**Work order**
Copy whichever lines of the data hold the word "PGMarco".

[Data records for software interfaces]
Content starts
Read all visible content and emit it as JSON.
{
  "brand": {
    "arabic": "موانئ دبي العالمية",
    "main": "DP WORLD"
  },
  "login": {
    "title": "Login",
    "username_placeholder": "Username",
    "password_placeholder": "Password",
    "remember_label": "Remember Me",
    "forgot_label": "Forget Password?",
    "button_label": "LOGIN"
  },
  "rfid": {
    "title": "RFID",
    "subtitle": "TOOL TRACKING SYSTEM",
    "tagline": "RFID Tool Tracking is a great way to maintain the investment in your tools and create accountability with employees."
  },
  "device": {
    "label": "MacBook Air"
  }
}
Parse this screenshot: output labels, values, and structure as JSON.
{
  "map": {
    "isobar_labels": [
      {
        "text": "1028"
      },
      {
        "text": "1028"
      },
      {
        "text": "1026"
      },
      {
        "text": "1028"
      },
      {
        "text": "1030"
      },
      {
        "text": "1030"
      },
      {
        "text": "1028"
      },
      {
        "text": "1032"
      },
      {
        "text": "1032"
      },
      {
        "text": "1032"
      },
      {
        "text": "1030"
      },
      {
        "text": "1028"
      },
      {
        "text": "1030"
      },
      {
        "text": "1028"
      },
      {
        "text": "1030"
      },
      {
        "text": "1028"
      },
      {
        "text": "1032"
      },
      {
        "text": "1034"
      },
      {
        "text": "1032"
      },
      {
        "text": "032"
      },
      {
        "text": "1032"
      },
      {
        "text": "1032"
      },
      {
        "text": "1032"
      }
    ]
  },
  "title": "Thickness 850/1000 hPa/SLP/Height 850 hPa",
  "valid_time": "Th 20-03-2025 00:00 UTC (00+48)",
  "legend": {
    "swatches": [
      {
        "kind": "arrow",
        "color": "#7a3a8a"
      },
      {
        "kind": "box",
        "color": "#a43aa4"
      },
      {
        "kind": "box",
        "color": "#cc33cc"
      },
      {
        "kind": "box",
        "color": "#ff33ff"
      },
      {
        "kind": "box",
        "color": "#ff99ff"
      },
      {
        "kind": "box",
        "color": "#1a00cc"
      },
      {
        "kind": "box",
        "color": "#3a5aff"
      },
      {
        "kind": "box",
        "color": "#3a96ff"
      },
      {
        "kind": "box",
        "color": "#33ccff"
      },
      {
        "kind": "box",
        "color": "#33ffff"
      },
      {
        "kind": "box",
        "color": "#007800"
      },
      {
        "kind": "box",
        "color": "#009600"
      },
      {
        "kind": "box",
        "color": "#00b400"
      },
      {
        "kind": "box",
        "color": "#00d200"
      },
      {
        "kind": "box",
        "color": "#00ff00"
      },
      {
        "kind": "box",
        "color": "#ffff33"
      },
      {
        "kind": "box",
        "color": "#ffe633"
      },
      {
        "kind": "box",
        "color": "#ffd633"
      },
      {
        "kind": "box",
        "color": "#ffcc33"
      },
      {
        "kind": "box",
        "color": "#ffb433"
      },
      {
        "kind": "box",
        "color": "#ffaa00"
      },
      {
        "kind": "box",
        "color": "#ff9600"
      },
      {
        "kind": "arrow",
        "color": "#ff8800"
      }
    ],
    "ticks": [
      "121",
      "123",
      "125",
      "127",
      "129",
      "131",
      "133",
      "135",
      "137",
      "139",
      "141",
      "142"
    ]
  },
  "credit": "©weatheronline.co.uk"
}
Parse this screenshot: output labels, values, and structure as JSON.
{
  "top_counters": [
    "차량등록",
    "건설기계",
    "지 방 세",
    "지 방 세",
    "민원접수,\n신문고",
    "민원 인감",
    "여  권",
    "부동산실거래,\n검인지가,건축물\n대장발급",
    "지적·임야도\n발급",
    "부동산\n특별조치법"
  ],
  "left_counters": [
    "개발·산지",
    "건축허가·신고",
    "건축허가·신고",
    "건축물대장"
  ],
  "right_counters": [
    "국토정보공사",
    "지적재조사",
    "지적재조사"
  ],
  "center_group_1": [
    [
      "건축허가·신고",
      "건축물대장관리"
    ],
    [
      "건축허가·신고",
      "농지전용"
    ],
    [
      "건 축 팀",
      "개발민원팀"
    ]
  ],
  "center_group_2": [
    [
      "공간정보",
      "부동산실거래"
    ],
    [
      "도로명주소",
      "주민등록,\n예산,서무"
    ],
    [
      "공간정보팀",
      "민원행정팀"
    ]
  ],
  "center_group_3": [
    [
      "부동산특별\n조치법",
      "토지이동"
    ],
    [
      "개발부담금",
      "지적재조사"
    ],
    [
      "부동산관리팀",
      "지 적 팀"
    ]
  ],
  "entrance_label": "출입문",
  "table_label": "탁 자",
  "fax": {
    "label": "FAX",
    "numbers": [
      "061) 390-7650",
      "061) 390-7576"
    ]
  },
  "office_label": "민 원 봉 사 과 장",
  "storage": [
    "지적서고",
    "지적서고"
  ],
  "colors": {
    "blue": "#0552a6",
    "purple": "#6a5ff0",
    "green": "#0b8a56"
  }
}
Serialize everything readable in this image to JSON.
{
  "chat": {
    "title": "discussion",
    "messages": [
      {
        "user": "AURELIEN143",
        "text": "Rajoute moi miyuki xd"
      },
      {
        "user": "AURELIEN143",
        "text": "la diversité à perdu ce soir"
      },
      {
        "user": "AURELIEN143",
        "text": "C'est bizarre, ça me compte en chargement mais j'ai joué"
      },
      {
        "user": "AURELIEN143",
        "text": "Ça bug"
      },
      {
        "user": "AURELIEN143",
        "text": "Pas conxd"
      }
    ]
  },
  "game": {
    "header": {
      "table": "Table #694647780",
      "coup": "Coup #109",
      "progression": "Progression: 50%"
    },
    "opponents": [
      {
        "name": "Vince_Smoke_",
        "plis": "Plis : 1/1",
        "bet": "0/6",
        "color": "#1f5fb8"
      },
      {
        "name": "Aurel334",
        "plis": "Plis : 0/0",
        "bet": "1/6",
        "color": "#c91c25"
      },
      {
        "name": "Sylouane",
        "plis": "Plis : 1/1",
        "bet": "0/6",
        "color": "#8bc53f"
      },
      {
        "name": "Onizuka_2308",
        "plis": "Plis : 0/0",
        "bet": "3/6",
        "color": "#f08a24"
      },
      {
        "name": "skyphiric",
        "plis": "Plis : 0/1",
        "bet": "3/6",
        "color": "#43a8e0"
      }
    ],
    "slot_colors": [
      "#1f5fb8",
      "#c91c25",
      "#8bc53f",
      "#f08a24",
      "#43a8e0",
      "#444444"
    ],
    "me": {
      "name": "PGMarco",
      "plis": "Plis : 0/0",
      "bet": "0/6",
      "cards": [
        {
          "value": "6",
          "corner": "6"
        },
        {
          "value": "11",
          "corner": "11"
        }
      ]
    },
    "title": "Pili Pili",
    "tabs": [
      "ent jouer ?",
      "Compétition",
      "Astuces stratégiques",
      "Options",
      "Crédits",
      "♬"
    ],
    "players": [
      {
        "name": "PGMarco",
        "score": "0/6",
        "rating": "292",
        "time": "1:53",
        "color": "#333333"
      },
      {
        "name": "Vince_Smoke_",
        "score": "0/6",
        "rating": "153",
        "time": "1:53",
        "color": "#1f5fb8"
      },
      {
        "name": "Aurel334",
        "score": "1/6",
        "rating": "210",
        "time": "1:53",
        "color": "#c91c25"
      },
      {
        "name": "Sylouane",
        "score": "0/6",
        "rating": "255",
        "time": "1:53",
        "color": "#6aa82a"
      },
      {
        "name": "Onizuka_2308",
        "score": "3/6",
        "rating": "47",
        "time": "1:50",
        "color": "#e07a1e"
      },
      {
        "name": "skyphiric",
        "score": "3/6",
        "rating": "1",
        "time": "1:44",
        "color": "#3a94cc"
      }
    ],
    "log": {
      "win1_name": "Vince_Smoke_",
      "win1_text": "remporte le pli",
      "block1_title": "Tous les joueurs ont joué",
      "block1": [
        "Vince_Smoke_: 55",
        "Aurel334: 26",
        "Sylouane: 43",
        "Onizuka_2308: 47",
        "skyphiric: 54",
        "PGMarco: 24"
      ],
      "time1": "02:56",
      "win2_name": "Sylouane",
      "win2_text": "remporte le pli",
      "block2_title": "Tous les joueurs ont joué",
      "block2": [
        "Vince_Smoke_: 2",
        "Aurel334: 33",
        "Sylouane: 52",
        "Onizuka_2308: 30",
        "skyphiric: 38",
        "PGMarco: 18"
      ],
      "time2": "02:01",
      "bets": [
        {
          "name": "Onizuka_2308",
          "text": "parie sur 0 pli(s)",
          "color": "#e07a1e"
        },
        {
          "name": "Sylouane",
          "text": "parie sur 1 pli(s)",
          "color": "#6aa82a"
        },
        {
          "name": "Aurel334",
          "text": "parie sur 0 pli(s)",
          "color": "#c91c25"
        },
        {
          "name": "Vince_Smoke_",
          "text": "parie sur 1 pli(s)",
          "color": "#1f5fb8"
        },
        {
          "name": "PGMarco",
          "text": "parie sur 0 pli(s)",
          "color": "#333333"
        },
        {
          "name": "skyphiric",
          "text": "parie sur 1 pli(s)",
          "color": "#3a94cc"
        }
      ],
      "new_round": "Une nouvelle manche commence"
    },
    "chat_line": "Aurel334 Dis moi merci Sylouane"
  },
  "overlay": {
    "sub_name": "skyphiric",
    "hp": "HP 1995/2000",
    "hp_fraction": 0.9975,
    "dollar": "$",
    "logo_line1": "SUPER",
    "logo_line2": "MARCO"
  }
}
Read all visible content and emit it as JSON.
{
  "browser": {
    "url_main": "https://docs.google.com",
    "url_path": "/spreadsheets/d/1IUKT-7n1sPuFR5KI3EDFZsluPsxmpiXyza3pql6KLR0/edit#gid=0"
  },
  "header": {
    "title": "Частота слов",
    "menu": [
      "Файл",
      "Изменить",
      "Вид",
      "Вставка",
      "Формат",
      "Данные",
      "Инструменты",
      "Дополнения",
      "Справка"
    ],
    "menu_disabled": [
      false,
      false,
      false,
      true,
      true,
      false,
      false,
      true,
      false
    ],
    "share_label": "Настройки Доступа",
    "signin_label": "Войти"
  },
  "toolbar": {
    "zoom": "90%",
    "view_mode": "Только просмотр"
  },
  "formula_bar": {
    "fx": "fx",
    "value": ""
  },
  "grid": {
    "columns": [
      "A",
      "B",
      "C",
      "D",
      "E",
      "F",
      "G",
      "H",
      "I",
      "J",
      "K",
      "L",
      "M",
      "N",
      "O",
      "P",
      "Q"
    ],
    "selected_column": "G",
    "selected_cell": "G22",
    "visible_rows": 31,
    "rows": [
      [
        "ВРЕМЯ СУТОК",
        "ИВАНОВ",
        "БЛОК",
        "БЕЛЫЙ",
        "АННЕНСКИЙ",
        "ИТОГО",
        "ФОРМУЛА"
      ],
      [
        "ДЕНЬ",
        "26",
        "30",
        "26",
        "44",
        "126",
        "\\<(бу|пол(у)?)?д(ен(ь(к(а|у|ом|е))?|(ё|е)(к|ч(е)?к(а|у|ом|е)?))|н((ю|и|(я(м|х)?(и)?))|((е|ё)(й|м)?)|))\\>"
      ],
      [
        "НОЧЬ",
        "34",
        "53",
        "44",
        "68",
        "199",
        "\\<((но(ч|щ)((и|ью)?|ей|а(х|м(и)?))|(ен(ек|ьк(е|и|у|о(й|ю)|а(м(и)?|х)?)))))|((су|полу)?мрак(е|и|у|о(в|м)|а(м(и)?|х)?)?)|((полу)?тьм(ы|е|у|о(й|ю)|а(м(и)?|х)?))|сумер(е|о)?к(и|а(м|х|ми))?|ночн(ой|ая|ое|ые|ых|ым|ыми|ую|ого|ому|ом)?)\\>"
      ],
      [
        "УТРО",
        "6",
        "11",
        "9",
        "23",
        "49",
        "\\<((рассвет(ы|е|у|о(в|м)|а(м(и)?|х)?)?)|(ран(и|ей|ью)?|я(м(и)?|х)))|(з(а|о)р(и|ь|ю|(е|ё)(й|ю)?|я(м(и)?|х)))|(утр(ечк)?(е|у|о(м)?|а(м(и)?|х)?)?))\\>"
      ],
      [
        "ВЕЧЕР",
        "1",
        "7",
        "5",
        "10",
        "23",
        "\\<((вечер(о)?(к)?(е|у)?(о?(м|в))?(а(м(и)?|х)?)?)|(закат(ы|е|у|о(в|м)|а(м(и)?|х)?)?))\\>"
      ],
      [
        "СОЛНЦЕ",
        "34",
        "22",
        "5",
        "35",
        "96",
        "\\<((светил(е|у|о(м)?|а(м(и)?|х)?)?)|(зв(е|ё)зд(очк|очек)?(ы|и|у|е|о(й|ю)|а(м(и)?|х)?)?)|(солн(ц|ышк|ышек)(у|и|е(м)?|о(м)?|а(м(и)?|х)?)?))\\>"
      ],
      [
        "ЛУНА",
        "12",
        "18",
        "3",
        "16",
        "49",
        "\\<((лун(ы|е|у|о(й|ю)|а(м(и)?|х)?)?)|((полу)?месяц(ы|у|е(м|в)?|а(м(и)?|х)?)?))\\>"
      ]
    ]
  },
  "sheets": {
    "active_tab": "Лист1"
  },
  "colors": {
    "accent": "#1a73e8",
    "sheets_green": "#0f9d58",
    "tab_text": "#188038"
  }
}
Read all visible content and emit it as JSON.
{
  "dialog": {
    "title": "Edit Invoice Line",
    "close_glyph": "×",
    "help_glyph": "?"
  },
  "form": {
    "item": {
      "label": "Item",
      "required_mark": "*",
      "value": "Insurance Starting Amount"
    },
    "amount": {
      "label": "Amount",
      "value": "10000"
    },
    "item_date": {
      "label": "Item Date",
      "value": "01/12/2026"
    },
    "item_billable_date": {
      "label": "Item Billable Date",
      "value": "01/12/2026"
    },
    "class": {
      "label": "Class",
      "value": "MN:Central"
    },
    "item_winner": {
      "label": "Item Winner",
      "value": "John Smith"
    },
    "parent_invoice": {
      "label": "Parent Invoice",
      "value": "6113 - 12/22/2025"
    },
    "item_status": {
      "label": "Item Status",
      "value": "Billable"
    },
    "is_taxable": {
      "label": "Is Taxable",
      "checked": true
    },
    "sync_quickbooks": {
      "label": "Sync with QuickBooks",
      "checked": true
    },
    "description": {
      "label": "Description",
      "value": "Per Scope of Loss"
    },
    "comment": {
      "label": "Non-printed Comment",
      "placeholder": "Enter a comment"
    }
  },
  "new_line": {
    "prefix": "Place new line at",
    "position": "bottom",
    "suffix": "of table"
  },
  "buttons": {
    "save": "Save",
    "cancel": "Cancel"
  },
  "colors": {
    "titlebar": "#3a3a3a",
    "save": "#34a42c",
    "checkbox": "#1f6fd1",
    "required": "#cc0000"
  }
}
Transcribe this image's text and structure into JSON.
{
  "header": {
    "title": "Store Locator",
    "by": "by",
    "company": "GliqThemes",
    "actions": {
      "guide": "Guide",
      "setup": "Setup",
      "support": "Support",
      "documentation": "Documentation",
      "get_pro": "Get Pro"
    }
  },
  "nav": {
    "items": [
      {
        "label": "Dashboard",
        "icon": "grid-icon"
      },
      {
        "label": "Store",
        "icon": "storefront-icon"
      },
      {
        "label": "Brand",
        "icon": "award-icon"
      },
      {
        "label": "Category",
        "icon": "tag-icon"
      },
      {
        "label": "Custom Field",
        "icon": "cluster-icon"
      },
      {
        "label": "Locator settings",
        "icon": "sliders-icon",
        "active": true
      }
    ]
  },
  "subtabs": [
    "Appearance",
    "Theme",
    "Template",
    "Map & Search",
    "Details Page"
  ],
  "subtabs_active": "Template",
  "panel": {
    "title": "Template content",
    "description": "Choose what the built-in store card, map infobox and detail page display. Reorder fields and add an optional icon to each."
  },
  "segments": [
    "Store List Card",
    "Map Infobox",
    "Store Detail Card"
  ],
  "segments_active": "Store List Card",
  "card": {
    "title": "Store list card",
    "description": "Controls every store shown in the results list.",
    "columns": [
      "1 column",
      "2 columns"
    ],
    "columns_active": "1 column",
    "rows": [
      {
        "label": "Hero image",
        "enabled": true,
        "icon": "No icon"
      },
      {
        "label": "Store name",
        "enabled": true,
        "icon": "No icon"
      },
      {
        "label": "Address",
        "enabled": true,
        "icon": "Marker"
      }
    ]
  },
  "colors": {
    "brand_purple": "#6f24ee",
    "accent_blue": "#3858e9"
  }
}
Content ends
**Reply**
      "name": "PGMarco",
        "name": "PGMarco",
        "PGMarco: 24"
        "PGMarco: 18"
          "name": "PGMarco",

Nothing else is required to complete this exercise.